*Work to complete*
Among the entries, how many lines carry the string "content"? Give the number and nothing else.

*Records for the exercise*
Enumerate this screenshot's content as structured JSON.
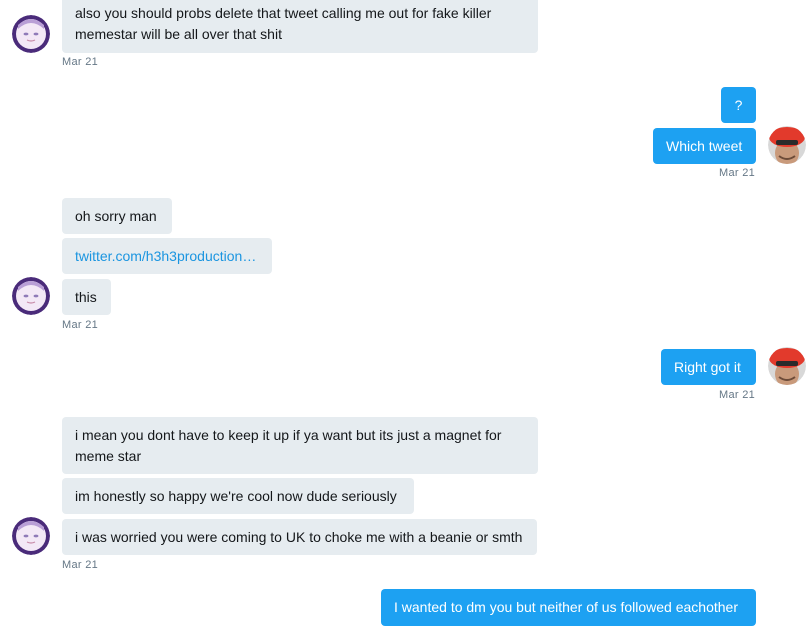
{
  "messages": {
    "m1": "also you should probs delete that tweet calling me out for fake killer memestar will be all over that shit",
    "m2": "?",
    "m3": "Which tweet",
    "m4": "oh sorry man",
    "m5": "twitter.com/h3h3production…",
    "m6": "this",
    "m7": "Right got it",
    "m8": "i mean you dont have to keep it up if ya want but its just a magnet for meme star",
    "m9": "im honestly so happy we're cool now dude seriously",
    "m10": "i was worried you were coming to UK to choke me with a beanie or smth",
    "m11": "I wanted to dm you but neither of us followed eachother"
  },
  "timestamps": {
    "t1": "Mar 21",
    "t2": "Mar 21",
    "t3": "Mar 21",
    "t4": "Mar 21",
    "t5": "Mar 21"
  },
  "avatars": {
    "other": "anime-girl-avatar-icon",
    "self": "red-beanie-man-avatar-icon"
  },
  "colors": {
    "incoming_bubble": "#e6ecf0",
    "outgoing_bubble": "#1da1f2",
    "link": "#1b95e0",
    "timestamp": "#657786"
  }
}
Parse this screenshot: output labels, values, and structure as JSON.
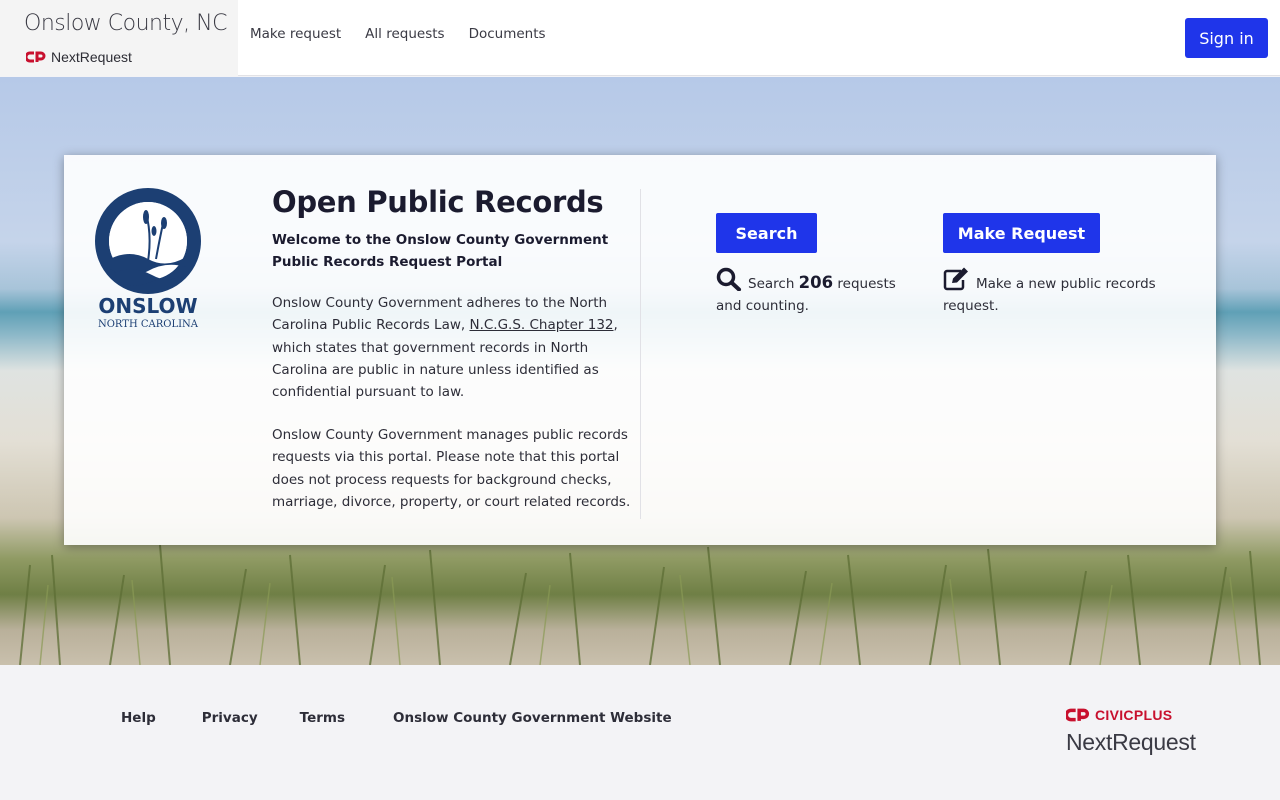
{
  "header": {
    "org_title": "Onslow County, NC",
    "product_name": "NextRequest",
    "nav": [
      {
        "label": "Make request"
      },
      {
        "label": "All requests"
      },
      {
        "label": "Documents"
      }
    ],
    "sign_in_label": "Sign in"
  },
  "card": {
    "logo_text": "ONSLOW",
    "logo_subtext": "NORTH CAROLINA",
    "title": "Open Public Records",
    "subtitle": "Welcome to the Onslow County Government Public Records Request Portal",
    "para1_before": "Onslow County Government adheres to the North Carolina Public Records Law, ",
    "para1_link": "N.C.G.S. Chapter 132",
    "para1_after": ", which states that government records in North Carolina are public in nature unless identified as confidential pursuant to law.",
    "para2": "Onslow County Government manages public records requests via this portal. Please note that this portal does not process requests for background checks, marriage, divorce, property, or court related records.",
    "search_button": "Search",
    "search_prefix": "Search ",
    "search_count": "206",
    "search_suffix": " requests and counting.",
    "make_button": "Make Request",
    "make_desc": "Make a new public records request."
  },
  "footer": {
    "links": [
      {
        "label": "Help"
      },
      {
        "label": "Privacy"
      },
      {
        "label": "Terms"
      },
      {
        "label": "Onslow County Government Website"
      }
    ],
    "civicplus": "CIVICPLUS",
    "nextrequest": "NextRequest"
  },
  "colors": {
    "accent": "#1f35ea",
    "civicplus_red": "#c8102e",
    "logo_navy": "#1c3f73"
  }
}
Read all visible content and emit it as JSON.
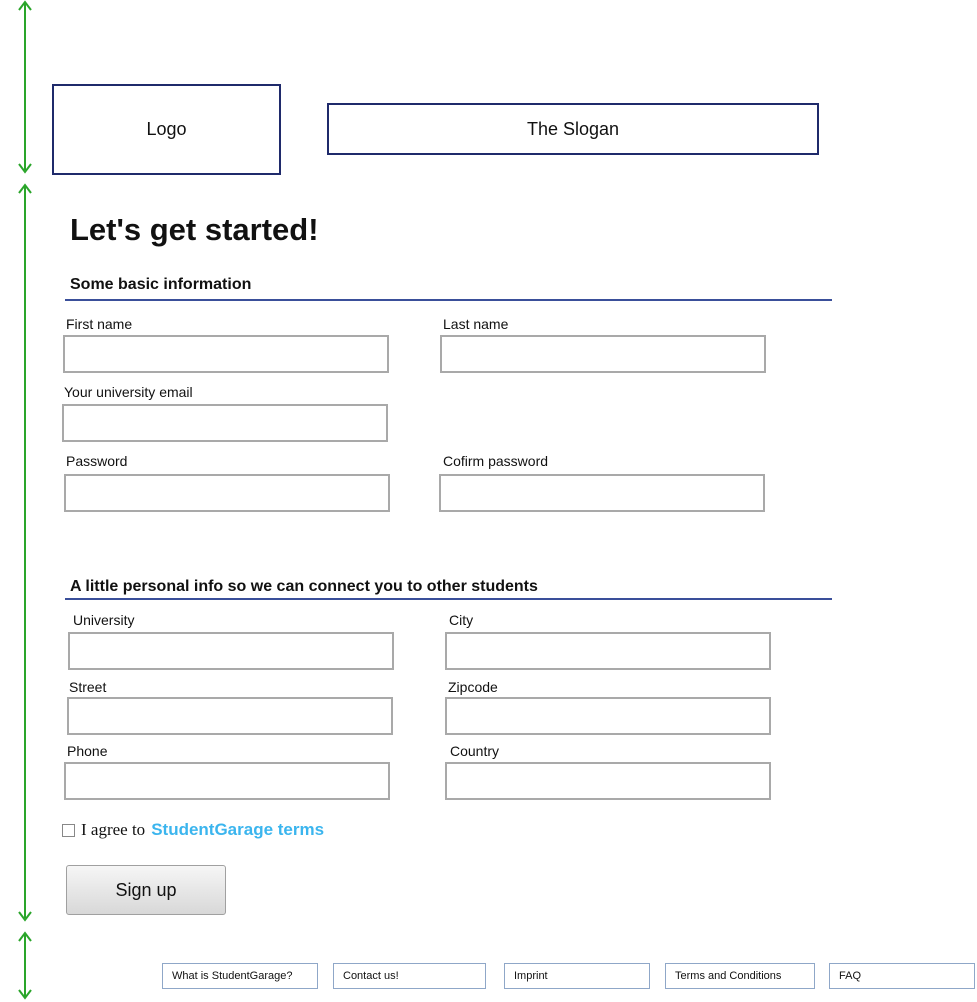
{
  "header": {
    "logo": "Logo",
    "slogan": "The Slogan"
  },
  "page_title": "Let's get started!",
  "basic": {
    "heading": "Some basic information",
    "first_name_label": "First name",
    "last_name_label": "Last name",
    "email_label": "Your university email",
    "password_label": "Password",
    "confirm_password_label": "Cofirm password",
    "first_name_value": "",
    "last_name_value": "",
    "email_value": "",
    "password_value": "",
    "confirm_password_value": ""
  },
  "personal": {
    "heading": "A little personal info so we can connect you to other students",
    "university_label": "University",
    "city_label": "City",
    "street_label": "Street",
    "zipcode_label": "Zipcode",
    "phone_label": "Phone",
    "country_label": "Country",
    "university_value": "",
    "city_value": "",
    "street_value": "",
    "zipcode_value": "",
    "phone_value": "",
    "country_value": ""
  },
  "agree": {
    "text": "I agree to",
    "link": "StudentGarage terms",
    "checked": false
  },
  "signup_label": "Sign up",
  "footer": {
    "items": [
      "What is StudentGarage?",
      "Contact us!",
      "Imprint",
      "Terms and Conditions",
      "FAQ"
    ]
  },
  "colors": {
    "guide": "#2aa52a",
    "accent_link": "#3bb5ee",
    "rule": "#3a4f9a",
    "box_border": "#1f2a6b"
  }
}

*Response for this exercise*
2